Mixed Martial Arts-UFC fighter McCann turns author with coming-out book

A handout photo of UFC fighter Molly McCann’s book “Be True To You
A view of UFC fighter Molly McCann’s book “Be True To You”, published on June 30, including details of her decision to come out as gay, in this handout image taken in Dublin, Ireland on July 16, 2021. Petesy Carroll/Handout via REUTERS

UFC fighter Molly McCann has faced some tough opponents in the octagon, but it is her struggle before coming out as gay that is the subject of her new book “Be True To You”, which she has written to help young people discuss their sexuality.

Known to fans as “Meatball”, the 31-year-old flyweight told Reuters that she had her six-year-old nephew in mind as she tried describe her struggle for self-acceptance.

“It’s a short illustrated story about me coming out, to see if I can help kids — basically it’s a 24-page story of me and my life and why I felt like I couldn’t come out, and why I did come out,” she said ahead of her fight with Ji Yeon Kim on Aug. 14.

“There’s a space at the back of the book, it’s about four pages long, it says ‘here’s a place for you to tell your story and to draw your story’. Coaches, social workers, teachers, parents, these are the people that have got in touch with me and said, ‘thank you for your book, I’m using it with my child’,” she added.

McCann, a former champion in the Cage Warriors promotion who holds a professional MMA record of 10 wins and four losses, grew up in Liverpool and spent some of her teenage years going to school in the south coast town of Bournemouth.

A talented footballer, who played for both Bournemouth and Liverpool Ladies and considered a professional career, she said that she never fitted the stereotype of a girl who liked pink and played with dolls.

“I was skitted (teased) from the age of nine, 10, 11 because I played sports – it was like, ‘Molly’s gay, lesbian, blah blah blah’. I was just like, I’m not even entertaining that conversation, I’m just going to go the other way – that’s not to say I went with all the boys, I just chose not to go near anyone and to focus on being a professional footballer or fighter,” she said.


McCann said it was the strong bonds she formed with her MMA training partners that helped her to come out at the age of 25.

“The reason I came out is that the gym I’m at now and another gym, they made me feel so comfortable in my skin that the insecurities didn’t matter anymore,” she said, describing a culture where everyone is equal.
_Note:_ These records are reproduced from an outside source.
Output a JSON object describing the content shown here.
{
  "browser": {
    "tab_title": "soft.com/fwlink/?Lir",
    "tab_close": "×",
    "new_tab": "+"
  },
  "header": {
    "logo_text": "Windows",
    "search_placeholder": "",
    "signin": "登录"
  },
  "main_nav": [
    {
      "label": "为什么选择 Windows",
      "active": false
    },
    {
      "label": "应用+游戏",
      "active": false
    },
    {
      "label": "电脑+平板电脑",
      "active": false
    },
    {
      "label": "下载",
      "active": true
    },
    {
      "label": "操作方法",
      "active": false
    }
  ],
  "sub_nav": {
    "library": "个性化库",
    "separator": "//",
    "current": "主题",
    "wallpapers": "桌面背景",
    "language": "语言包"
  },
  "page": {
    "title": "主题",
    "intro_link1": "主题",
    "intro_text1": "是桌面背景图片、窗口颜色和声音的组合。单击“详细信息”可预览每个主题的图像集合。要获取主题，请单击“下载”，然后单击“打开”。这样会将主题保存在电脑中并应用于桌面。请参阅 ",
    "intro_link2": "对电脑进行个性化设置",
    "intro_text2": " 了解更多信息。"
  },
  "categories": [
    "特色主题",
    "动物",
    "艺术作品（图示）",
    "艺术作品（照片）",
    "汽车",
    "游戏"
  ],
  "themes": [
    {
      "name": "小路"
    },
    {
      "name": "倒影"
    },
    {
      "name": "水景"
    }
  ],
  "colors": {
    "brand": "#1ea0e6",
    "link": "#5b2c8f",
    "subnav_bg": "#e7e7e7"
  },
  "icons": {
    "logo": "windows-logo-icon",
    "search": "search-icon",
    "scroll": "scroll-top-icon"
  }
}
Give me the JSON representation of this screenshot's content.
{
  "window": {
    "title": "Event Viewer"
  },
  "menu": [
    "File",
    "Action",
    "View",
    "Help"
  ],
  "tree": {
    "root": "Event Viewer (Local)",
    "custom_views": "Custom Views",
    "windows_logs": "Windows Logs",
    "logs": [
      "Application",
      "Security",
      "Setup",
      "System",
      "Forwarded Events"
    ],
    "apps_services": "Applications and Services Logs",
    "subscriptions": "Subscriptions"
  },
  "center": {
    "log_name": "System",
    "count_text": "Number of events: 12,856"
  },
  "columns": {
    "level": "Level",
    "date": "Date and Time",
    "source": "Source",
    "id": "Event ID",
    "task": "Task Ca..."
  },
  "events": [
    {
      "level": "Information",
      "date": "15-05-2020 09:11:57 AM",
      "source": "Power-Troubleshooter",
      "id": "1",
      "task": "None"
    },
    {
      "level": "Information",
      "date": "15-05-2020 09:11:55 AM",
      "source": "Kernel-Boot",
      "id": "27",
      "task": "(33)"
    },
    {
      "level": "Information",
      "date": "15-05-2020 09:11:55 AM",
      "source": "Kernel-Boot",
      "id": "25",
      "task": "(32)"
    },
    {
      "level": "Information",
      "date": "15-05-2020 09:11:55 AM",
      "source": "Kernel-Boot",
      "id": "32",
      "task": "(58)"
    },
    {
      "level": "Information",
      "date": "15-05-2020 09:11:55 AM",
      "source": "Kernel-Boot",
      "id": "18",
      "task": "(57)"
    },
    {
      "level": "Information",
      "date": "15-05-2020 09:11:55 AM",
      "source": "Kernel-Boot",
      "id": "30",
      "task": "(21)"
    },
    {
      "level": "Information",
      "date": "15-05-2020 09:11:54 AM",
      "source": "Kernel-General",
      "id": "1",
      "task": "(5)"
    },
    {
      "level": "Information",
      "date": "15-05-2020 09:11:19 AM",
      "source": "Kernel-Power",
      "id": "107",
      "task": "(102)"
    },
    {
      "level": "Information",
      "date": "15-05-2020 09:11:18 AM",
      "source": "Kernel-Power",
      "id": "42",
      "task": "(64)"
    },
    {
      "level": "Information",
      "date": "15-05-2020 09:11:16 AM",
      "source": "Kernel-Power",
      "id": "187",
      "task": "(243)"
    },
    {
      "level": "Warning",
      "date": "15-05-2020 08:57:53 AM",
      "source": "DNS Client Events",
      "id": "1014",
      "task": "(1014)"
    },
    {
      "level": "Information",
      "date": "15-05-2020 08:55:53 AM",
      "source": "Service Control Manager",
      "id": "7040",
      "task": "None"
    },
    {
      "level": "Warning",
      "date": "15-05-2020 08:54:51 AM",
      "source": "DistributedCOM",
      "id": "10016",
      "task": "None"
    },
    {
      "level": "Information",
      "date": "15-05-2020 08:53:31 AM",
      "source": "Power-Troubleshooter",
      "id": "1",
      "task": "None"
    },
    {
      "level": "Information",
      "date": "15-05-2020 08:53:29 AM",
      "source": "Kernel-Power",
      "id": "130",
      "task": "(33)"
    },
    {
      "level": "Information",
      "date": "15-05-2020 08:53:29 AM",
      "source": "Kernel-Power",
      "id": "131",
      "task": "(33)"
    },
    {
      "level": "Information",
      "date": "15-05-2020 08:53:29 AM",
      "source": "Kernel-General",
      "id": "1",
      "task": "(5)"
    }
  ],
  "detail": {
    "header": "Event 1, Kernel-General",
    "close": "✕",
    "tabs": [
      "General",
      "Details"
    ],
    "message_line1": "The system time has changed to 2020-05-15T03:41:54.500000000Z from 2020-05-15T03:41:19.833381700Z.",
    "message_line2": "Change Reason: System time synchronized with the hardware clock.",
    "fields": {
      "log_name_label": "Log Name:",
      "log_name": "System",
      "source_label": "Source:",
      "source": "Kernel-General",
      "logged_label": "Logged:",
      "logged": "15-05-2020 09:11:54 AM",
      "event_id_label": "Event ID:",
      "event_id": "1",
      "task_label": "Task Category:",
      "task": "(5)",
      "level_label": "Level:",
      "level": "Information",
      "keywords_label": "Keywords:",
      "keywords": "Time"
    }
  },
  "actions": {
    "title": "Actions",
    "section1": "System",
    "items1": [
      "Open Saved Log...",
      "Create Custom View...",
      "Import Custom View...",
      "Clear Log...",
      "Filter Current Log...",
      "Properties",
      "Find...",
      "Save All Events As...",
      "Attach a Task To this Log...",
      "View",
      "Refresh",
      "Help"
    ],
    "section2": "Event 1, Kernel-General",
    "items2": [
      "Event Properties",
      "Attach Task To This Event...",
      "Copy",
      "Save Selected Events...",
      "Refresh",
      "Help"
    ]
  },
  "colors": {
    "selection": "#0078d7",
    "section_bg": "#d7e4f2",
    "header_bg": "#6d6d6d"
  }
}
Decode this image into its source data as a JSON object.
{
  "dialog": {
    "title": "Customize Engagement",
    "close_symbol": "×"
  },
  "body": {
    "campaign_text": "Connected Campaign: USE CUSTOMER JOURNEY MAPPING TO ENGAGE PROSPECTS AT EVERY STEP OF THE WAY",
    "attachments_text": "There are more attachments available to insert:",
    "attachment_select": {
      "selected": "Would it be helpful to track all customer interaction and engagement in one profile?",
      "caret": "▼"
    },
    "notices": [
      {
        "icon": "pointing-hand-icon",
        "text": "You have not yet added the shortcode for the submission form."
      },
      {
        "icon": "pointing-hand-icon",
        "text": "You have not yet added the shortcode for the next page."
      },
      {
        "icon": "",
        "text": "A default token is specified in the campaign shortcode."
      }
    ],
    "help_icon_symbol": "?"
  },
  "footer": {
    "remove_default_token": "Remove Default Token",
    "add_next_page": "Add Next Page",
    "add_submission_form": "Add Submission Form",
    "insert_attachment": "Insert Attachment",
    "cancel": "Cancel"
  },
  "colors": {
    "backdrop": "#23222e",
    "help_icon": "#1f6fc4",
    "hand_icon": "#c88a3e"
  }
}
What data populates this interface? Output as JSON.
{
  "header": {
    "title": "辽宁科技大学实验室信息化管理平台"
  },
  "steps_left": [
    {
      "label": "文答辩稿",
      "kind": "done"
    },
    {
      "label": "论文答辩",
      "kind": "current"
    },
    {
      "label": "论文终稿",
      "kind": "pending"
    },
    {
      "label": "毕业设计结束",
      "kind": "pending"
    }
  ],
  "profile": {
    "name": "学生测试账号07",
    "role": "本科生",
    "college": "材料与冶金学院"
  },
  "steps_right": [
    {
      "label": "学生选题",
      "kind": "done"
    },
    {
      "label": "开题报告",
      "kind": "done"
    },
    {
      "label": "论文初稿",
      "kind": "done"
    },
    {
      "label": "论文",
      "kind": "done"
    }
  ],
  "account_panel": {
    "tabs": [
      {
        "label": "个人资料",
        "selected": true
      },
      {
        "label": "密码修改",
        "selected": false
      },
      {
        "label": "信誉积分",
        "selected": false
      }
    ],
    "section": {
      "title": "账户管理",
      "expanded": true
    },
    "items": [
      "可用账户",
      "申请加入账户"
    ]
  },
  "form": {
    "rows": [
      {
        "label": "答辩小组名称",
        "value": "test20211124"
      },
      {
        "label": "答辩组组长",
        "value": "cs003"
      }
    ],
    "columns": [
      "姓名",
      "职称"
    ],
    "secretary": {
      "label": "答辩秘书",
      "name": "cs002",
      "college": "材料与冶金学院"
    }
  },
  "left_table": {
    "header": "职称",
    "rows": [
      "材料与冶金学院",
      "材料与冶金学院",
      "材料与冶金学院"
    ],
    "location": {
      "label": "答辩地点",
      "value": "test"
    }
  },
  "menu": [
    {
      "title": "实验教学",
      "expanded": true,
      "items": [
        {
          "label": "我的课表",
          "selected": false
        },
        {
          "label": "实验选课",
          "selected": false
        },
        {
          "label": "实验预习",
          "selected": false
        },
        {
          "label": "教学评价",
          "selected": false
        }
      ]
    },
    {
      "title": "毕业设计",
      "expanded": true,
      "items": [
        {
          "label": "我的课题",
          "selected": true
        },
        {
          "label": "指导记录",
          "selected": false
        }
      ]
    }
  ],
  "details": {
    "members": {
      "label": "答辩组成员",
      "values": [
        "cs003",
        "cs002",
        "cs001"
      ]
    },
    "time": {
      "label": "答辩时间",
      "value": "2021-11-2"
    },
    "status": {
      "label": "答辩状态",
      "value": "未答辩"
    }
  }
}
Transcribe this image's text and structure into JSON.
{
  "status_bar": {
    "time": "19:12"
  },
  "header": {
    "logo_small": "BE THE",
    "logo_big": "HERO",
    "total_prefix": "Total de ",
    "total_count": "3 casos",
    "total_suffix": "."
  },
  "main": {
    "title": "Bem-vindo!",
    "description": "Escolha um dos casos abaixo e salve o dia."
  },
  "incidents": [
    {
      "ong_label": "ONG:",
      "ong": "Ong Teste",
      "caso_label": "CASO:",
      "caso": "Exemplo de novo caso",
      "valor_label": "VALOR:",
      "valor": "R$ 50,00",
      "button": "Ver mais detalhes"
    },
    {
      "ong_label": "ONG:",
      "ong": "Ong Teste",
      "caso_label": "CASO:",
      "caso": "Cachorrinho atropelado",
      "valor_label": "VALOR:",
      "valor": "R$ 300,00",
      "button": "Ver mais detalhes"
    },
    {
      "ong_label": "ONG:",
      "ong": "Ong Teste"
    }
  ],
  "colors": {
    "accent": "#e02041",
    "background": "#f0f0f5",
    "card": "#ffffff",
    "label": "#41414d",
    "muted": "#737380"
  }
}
“You can’t be the top and the best at everything, you learn to be accepting. The culture is ‘we are one’ – ethnicity, race, class, gender, sexuality kind of really doesn’t matter in my world and in what I do.”

Though coming out has negatively affected some of her relationships, McCann says that on the whole her family were very positive, including her cousins who used to tease her when she was younger.

McCann has recently taken on a role as ambassador for LGBT+ rights charity Stonewall, and one of her first initiatives is to take the rainbow laces worn by footballers and encourage boxers and fighters to lace up their gloves with them to raise awareness.

She still gets homophobic abuse on social media, but McCann says that after going through her coming-out journey she finds it a lot easier to deal with now than in her teenage years and her early twenties.

“If the worst thing that you can say to me is that I’m gay, then what else have you got for me? Because I don’t feel bad about who I am.”